(Stored records)
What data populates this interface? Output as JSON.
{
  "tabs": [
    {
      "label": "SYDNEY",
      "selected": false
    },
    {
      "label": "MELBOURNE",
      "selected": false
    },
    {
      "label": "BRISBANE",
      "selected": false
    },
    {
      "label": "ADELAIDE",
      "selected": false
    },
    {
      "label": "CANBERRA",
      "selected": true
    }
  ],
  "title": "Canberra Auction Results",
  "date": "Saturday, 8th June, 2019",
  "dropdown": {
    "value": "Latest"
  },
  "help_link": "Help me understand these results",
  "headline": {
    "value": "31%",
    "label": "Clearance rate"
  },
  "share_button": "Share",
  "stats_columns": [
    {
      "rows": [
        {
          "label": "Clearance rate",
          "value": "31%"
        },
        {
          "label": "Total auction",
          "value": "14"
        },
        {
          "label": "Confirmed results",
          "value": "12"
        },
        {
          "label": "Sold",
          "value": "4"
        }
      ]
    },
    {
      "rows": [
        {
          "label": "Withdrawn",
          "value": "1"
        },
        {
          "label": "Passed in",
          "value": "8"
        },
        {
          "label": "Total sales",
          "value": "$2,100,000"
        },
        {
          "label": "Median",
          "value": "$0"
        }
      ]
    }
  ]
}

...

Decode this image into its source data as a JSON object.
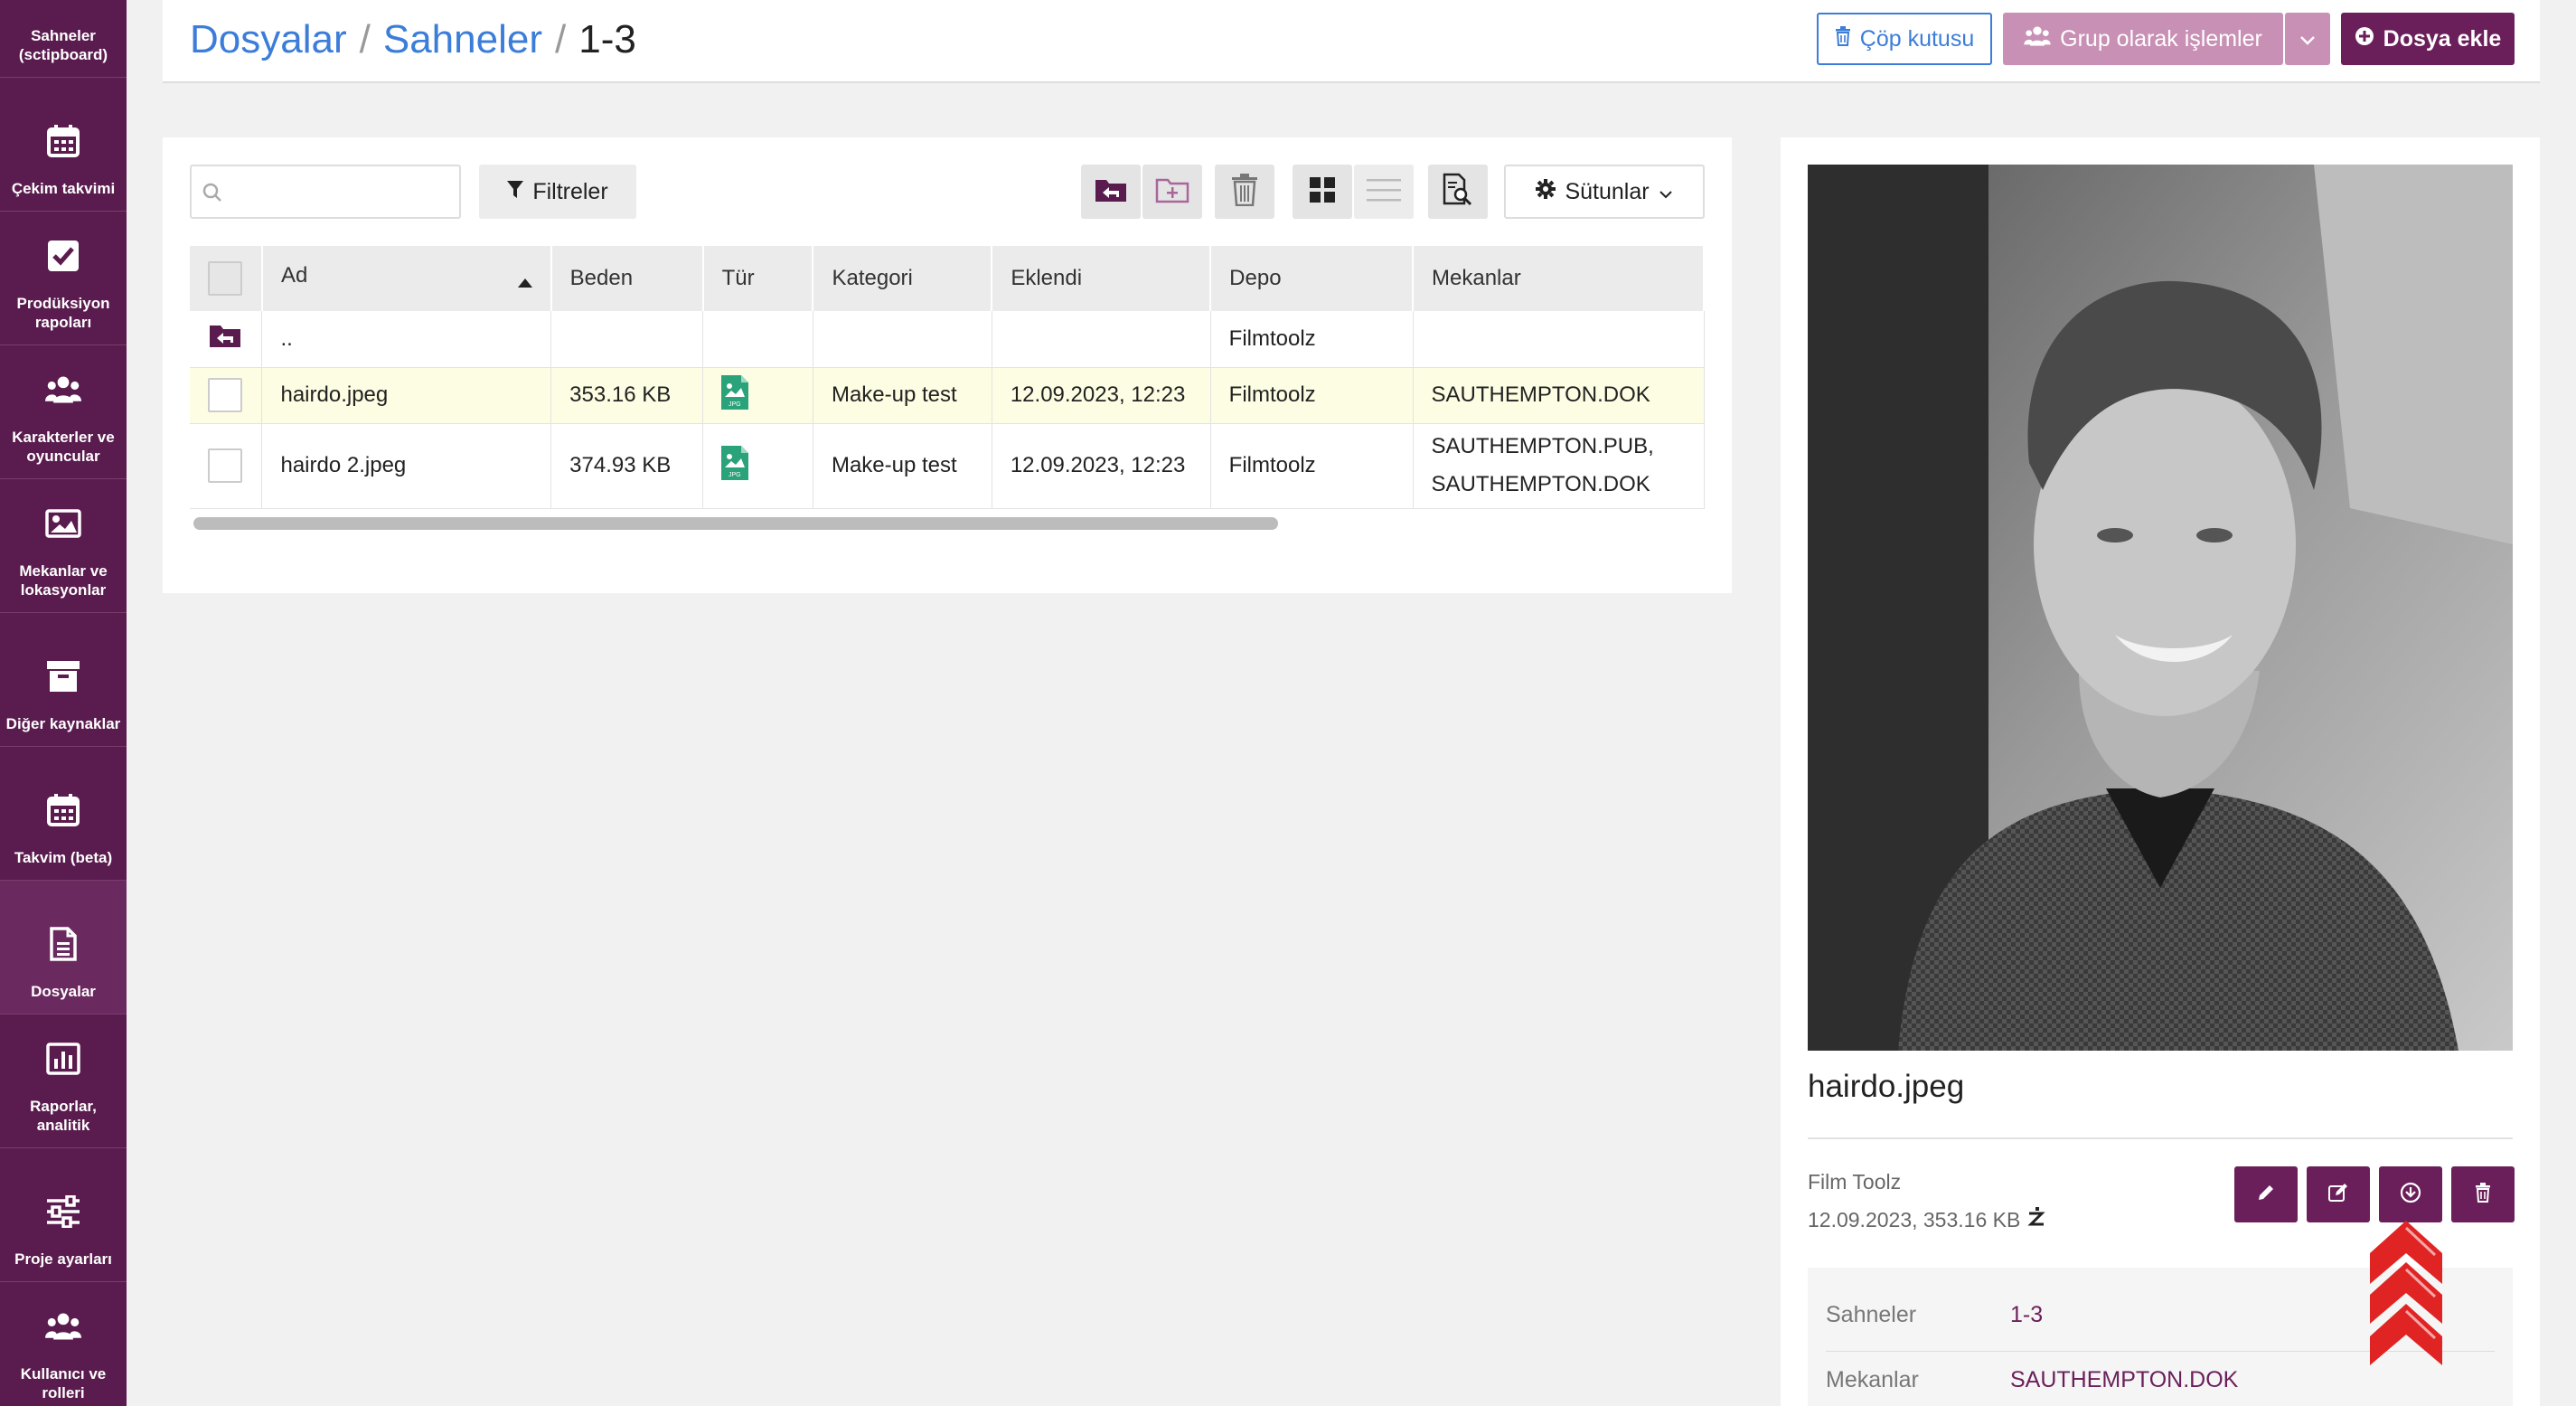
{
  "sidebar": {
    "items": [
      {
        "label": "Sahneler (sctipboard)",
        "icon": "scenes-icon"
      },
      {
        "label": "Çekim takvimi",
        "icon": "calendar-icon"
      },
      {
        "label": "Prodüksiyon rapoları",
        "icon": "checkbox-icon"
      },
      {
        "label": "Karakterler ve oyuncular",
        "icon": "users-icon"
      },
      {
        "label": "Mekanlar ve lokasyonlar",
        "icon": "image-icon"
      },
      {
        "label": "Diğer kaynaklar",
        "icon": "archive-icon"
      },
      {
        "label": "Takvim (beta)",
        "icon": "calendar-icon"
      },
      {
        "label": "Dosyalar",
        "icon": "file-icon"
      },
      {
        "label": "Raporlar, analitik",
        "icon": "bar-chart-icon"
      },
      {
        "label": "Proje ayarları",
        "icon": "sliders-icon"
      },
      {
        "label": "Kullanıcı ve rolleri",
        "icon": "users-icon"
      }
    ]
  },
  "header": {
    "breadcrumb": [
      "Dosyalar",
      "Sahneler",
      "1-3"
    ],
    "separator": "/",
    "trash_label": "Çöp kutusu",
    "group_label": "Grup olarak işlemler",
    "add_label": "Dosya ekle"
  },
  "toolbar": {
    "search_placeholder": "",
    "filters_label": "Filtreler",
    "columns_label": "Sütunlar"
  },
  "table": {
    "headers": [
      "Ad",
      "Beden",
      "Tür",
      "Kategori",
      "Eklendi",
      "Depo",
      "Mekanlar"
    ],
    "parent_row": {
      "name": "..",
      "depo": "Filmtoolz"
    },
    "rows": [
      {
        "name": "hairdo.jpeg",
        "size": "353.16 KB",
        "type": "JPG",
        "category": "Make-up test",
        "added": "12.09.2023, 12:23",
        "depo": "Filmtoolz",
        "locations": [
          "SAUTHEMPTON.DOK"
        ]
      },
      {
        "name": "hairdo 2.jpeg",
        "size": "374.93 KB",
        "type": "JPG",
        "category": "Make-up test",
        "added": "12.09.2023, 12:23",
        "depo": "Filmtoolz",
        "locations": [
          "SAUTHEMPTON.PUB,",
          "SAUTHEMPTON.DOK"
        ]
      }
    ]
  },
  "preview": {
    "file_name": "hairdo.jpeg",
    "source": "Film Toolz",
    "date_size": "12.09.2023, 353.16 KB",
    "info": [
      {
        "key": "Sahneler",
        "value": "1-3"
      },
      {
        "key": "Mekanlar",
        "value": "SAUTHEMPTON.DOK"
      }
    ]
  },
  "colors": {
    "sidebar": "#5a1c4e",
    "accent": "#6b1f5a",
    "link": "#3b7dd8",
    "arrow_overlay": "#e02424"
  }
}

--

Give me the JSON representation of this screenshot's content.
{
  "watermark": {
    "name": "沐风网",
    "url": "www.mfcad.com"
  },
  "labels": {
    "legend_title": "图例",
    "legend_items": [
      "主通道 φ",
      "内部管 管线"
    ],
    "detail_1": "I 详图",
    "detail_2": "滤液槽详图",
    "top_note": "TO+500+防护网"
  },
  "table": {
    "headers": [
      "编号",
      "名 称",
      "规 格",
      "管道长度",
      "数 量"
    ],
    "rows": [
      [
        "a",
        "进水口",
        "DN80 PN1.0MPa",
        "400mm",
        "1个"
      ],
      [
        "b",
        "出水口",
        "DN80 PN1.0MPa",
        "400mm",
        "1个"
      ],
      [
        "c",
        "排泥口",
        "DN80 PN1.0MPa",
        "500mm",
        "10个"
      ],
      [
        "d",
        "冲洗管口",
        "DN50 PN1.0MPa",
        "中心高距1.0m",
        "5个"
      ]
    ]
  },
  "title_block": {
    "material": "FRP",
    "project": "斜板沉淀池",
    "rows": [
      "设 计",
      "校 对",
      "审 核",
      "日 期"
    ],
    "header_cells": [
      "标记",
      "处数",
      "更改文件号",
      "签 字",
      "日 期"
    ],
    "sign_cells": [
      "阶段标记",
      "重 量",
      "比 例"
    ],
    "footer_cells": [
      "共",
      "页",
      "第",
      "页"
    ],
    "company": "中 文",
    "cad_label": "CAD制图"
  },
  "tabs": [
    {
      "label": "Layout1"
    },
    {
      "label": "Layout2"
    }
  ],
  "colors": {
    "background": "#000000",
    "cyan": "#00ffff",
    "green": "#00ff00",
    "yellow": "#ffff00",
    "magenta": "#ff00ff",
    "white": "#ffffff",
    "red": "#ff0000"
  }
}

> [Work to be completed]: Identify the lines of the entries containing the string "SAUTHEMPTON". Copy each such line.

> [Written solution]:
          "SAUTHEMPTON.DOK"
          "SAUTHEMPTON.PUB,",
          "SAUTHEMPTON.DOK"
        "value": "SAUTHEMPTON.DOK"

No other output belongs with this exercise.